Selling insurance is an entirely self-directed professional path. Insurance agents may specialize in various fields, including life, health, property, and casualty. According to the Bureau of Labor Statistics (BLS), the insurance industry is increasing at 22%.
If you have great expectations and a strong will to succeed, you can thrive as an insurance agent. Nectar’s how to start selling insurance products section helps people find health, life, Medicare, auto, and home insurance based on their search parameters and the products and services supplied by users. By linking the consumer with the right agent, the shopper’s experience remains unique.
High school graduation is required to begin an insurance profession, while certain organizations may need a college degree. You must understand the insurance industry, so completing classes in finance, business, and economics is of significant benefit.
Since an insurance representative is a salesman, it’s critical to have strong relationship-building abilities. Apart from sales abilities, you must be highly organized, adaptable, and ready to work long hours. Insurance agents often meet with customers in the evenings and on weekends, so expect to work unpredictable hours.
What to Offer
When you decide to become an insurance agent, you must choose the kind of insurance you will offer. Agents who are qualified to provide both life and health insurance may market one or the other. Those that specialize in life insurance eventually get engaged in their customers’ retirement planning.
Numerous individuals sit for the National Association of Securities Dealers Series 6 and 7 examinations. The first qualifies them to offer mutual funds and variable annuities, while the latter qualifies them to sell all types of assets, including stocks and bonds. Accidents, fire, theft, workers’ compensation, and liability are all covered under property and casualty insurance. If you’re unsure which option to pursue, speak with different agents to learn more about their services.

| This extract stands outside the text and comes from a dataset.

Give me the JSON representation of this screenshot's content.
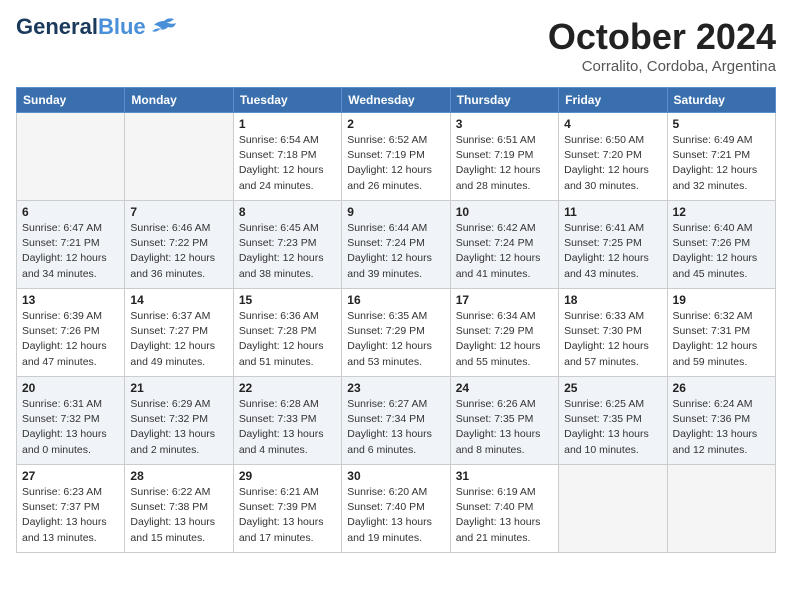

Obtaining a License
Requirements differ by state, so check with your state’s insurance commissioner’s office for specifics. To become licensed in all states, you must pass an examination. Some will do a background check and take your fingerprints.

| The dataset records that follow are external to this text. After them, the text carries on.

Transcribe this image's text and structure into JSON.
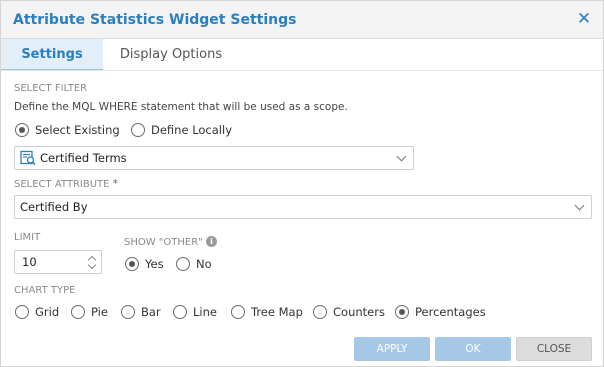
{
  "dialog": {
    "title": "Attribute Statistics Widget Settings",
    "close_icon": "close-icon"
  },
  "tabs": [
    {
      "label": "Settings",
      "active": true
    },
    {
      "label": "Display Options",
      "active": false
    }
  ],
  "filter": {
    "section_label": "SELECT FILTER",
    "description": "Define the MQL WHERE statement that will be used as a scope.",
    "options": [
      {
        "label": "Select Existing",
        "checked": true
      },
      {
        "label": "Define Locally",
        "checked": false
      }
    ],
    "selected": "Certified Terms",
    "icon": "filter-icon"
  },
  "attribute": {
    "section_label": "SELECT ATTRIBUTE",
    "required_mark": "*",
    "selected": "Certified By"
  },
  "limit": {
    "section_label": "LIMIT",
    "value": "10"
  },
  "show_other": {
    "section_label": "SHOW \"OTHER\"",
    "info_icon": "info-icon",
    "options": [
      {
        "label": "Yes",
        "checked": true
      },
      {
        "label": "No",
        "checked": false
      }
    ]
  },
  "chart_type": {
    "section_label": "CHART TYPE",
    "options": [
      {
        "label": "Grid",
        "checked": false
      },
      {
        "label": "Pie",
        "checked": false
      },
      {
        "label": "Bar",
        "checked": false
      },
      {
        "label": "Line",
        "checked": false
      },
      {
        "label": "Tree Map",
        "checked": false
      },
      {
        "label": "Counters",
        "checked": false
      },
      {
        "label": "Percentages",
        "checked": true
      }
    ]
  },
  "buttons": {
    "apply": "APPLY",
    "ok": "OK",
    "close": "CLOSE"
  },
  "colors": {
    "accent": "#2a7fc1",
    "primary_button": "#a7c7e6",
    "active_tab_bg": "#e2eef8"
  }
}
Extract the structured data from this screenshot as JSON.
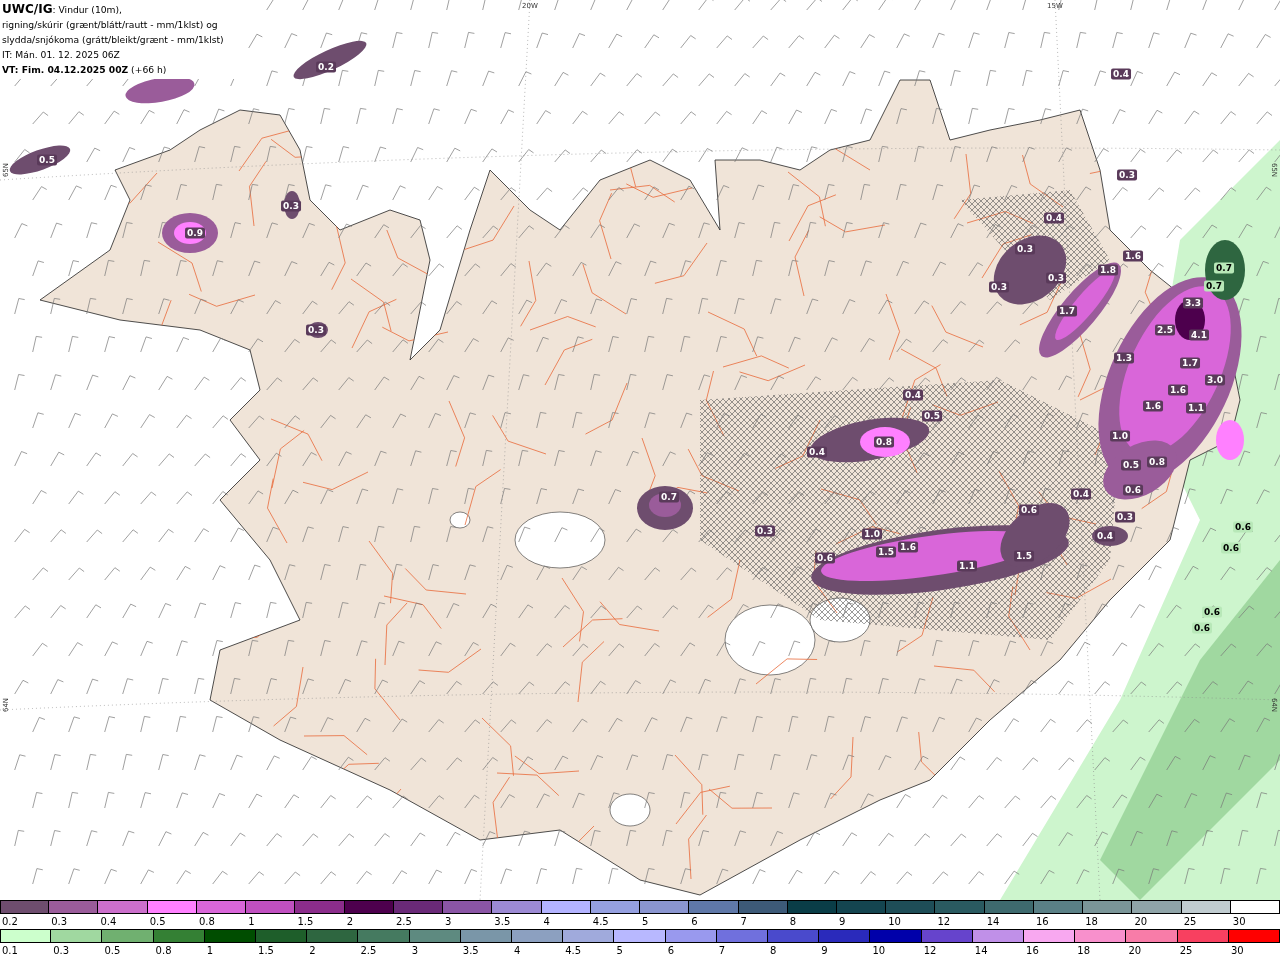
{
  "header": {
    "lines": [
      "**UWC/IG**: Vindur (10m),",
      "rigning/skúrir (grænt/blátt/rautt - mm/1klst) og",
      "slydda/snjókoma (grátt/bleikt/grænt - mm/1klst)",
      "IT: Mán. 01. 12. 2025 06Z",
      "**VT: Fim. 04.12.2025 00Z** (+66 h)"
    ]
  },
  "map": {
    "grid_labels": [
      {
        "text": "20W",
        "kind": "top"
      },
      {
        "text": "15W",
        "kind": "top"
      },
      {
        "text": "65N",
        "kind": "left"
      },
      {
        "text": "64N",
        "kind": "left"
      },
      {
        "text": "65N",
        "kind": "right"
      },
      {
        "text": "64N",
        "kind": "right"
      }
    ],
    "values": [
      {
        "value": "0.2",
        "kind": "snow"
      },
      {
        "value": "0.5",
        "kind": "snow"
      },
      {
        "value": "0.9",
        "kind": "snow"
      },
      {
        "value": "0.3",
        "kind": "snow"
      },
      {
        "value": "0.3",
        "kind": "snow"
      },
      {
        "value": "0.4",
        "kind": "snow"
      },
      {
        "value": "0.3",
        "kind": "snow"
      },
      {
        "value": "0.4",
        "kind": "snow"
      },
      {
        "value": "0.3",
        "kind": "snow"
      },
      {
        "value": "0.3",
        "kind": "snow"
      },
      {
        "value": "0.3",
        "kind": "snow"
      },
      {
        "value": "1.8",
        "kind": "snow"
      },
      {
        "value": "1.6",
        "kind": "snow"
      },
      {
        "value": "1.7",
        "kind": "snow"
      },
      {
        "value": "0.7",
        "kind": "rain"
      },
      {
        "value": "0.7",
        "kind": "rain"
      },
      {
        "value": "3.3",
        "kind": "snow"
      },
      {
        "value": "2.5",
        "kind": "snow"
      },
      {
        "value": "4.1",
        "kind": "snow"
      },
      {
        "value": "1.3",
        "kind": "snow"
      },
      {
        "value": "1.7",
        "kind": "snow"
      },
      {
        "value": "3.0",
        "kind": "snow"
      },
      {
        "value": "1.6",
        "kind": "snow"
      },
      {
        "value": "1.6",
        "kind": "snow"
      },
      {
        "value": "1.1",
        "kind": "snow"
      },
      {
        "value": "0.4",
        "kind": "snow"
      },
      {
        "value": "0.5",
        "kind": "snow"
      },
      {
        "value": "0.8",
        "kind": "snow"
      },
      {
        "value": "0.4",
        "kind": "snow"
      },
      {
        "value": "1.0",
        "kind": "snow"
      },
      {
        "value": "0.5",
        "kind": "snow"
      },
      {
        "value": "0.8",
        "kind": "snow"
      },
      {
        "value": "0.6",
        "kind": "snow"
      },
      {
        "value": "0.7",
        "kind": "snow"
      },
      {
        "value": "0.3",
        "kind": "snow"
      },
      {
        "value": "0.6",
        "kind": "snow"
      },
      {
        "value": "0.4",
        "kind": "snow"
      },
      {
        "value": "0.3",
        "kind": "snow"
      },
      {
        "value": "0.4",
        "kind": "snow"
      },
      {
        "value": "0.6",
        "kind": "rain"
      },
      {
        "value": "0.6",
        "kind": "rain"
      },
      {
        "value": "1.0",
        "kind": "snow"
      },
      {
        "value": "1.5",
        "kind": "snow"
      },
      {
        "value": "1.6",
        "kind": "snow"
      },
      {
        "value": "0.6",
        "kind": "snow"
      },
      {
        "value": "1.1",
        "kind": "snow"
      },
      {
        "value": "1.5",
        "kind": "snow"
      },
      {
        "value": "0.6",
        "kind": "rain"
      },
      {
        "value": "0.6",
        "kind": "rain"
      }
    ]
  },
  "legends": [
    {
      "items": [
        {
          "label": "0.2",
          "color": "#6e4d6e"
        },
        {
          "label": "0.3",
          "color": "#9a5c9a"
        },
        {
          "label": "0.4",
          "color": "#cb6fcb"
        },
        {
          "label": "0.5",
          "color": "#ff80ff"
        },
        {
          "label": "0.8",
          "color": "#d966d9"
        },
        {
          "label": "1",
          "color": "#c050c0"
        },
        {
          "label": "1.5",
          "color": "#8b2d8b"
        },
        {
          "label": "2",
          "color": "#4d004d"
        },
        {
          "label": "2.5",
          "color": "#6a2a78"
        },
        {
          "label": "3",
          "color": "#8a55a5"
        },
        {
          "label": "3.5",
          "color": "#9c8ad4"
        },
        {
          "label": "4",
          "color": "#b3b3ff"
        },
        {
          "label": "4.5",
          "color": "#95a0e0"
        },
        {
          "label": "5",
          "color": "#8a95d0"
        },
        {
          "label": "6",
          "color": "#5f78a8"
        },
        {
          "label": "7",
          "color": "#3d5a78"
        },
        {
          "label": "8",
          "color": "#0a3d47"
        },
        {
          "label": "9",
          "color": "#144550"
        },
        {
          "label": "10",
          "color": "#1e4d57"
        },
        {
          "label": "12",
          "color": "#2a5a60"
        },
        {
          "label": "14",
          "color": "#3e6a6e"
        },
        {
          "label": "16",
          "color": "#5a8086"
        },
        {
          "label": "18",
          "color": "#7a9598"
        },
        {
          "label": "20",
          "color": "#8fa4a8"
        },
        {
          "label": "25",
          "color": "#c0ccd0"
        },
        {
          "label": "30",
          "color": "#ffffff"
        }
      ]
    },
    {
      "items": [
        {
          "label": "0.1",
          "color": "#ccffcc"
        },
        {
          "label": "0.3",
          "color": "#a0d8a0"
        },
        {
          "label": "0.5",
          "color": "#70b070"
        },
        {
          "label": "0.8",
          "color": "#348034"
        },
        {
          "label": "1",
          "color": "#004d00"
        },
        {
          "label": "1.5",
          "color": "#1e5e2a"
        },
        {
          "label": "2",
          "color": "#2e6640"
        },
        {
          "label": "2.5",
          "color": "#457a60"
        },
        {
          "label": "3",
          "color": "#5e8a80"
        },
        {
          "label": "3.5",
          "color": "#7a96a8"
        },
        {
          "label": "4",
          "color": "#8ca0c0"
        },
        {
          "label": "4.5",
          "color": "#a0aadc"
        },
        {
          "label": "5",
          "color": "#b8b8ff"
        },
        {
          "label": "6",
          "color": "#9999ee"
        },
        {
          "label": "7",
          "color": "#7070dd"
        },
        {
          "label": "8",
          "color": "#4a4acc"
        },
        {
          "label": "9",
          "color": "#2a2abb"
        },
        {
          "label": "10",
          "color": "#0000aa"
        },
        {
          "label": "12",
          "color": "#6644cc"
        },
        {
          "label": "14",
          "color": "#c090e8"
        },
        {
          "label": "16",
          "color": "#f8a8f0"
        },
        {
          "label": "18",
          "color": "#f890cc"
        },
        {
          "label": "20",
          "color": "#f87ca8"
        },
        {
          "label": "25",
          "color": "#f84060"
        },
        {
          "label": "30",
          "color": "#ff0000"
        }
      ]
    }
  ]
}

The need to finish a course of study before taking the test differs by state as well. Taking one is an excellent idea nonetheless. It’ll assist you with the exam and provide you with a more extensive knowledge basis for your career.

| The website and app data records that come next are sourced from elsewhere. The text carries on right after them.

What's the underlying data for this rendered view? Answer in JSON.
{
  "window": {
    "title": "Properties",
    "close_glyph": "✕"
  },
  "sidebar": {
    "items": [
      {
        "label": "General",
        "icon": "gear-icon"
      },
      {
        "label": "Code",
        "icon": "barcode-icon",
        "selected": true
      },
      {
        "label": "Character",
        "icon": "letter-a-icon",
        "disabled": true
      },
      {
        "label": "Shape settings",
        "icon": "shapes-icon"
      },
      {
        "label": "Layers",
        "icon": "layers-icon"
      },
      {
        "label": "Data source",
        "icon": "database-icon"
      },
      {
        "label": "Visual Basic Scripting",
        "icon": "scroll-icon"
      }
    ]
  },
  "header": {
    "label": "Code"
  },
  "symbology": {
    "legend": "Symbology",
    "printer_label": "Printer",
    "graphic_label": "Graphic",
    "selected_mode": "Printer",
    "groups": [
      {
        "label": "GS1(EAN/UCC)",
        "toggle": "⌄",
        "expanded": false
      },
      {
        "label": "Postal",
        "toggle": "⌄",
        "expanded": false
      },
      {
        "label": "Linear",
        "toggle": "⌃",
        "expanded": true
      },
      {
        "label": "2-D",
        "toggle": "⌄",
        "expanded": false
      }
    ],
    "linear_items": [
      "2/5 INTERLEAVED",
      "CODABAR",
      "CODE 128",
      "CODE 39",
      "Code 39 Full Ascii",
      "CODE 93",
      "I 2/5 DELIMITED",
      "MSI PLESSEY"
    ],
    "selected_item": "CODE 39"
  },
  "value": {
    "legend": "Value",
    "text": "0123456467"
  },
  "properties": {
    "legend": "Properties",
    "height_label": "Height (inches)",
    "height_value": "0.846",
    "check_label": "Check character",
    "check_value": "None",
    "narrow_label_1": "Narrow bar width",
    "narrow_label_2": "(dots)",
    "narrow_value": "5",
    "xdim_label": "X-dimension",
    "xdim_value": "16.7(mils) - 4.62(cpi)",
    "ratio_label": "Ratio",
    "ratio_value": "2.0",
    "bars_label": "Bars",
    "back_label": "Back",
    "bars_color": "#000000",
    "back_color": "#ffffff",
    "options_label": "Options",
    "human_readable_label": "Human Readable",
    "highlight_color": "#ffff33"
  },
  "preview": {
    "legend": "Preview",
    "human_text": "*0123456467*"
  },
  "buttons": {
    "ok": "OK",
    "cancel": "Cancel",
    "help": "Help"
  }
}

Individual states issue insurance licenses. Your license in one state doesn’t enable you to sell in another, even if it’s transferable.
Employee or Self-employed
Whether to become an employee or an independent agent is a choice you’ll have to make early in your career. A new hire generally gets a tiny basic pay – about $56,477 – and then earns commissions on top of that. Employees are likely to benefit from working with more experienced agents. Also, some businesses provide mentorship programs to assist new agents.
Independent agents also work for a single firm but aren’t salaried or given perks. They are compensated only on commissions, which are larger than those paid to staff agents. However, they have to pay all of their expenditures. Because you’re unlikely to make substantial commissions initially, anticipate many months of inactivity as you grow your company.
As an insurance agent, you may offer life, health, disability, property, and casualty insurance products, as well as financial planning services such as annuities and securities. You may sell any or all of these items based on your tastes or the specific license required by your state.
During training meetings with a supervisor or other agents, a new agent often learns about selling. This training helps you to have a better understanding of the essential characteristics of an insurance agent.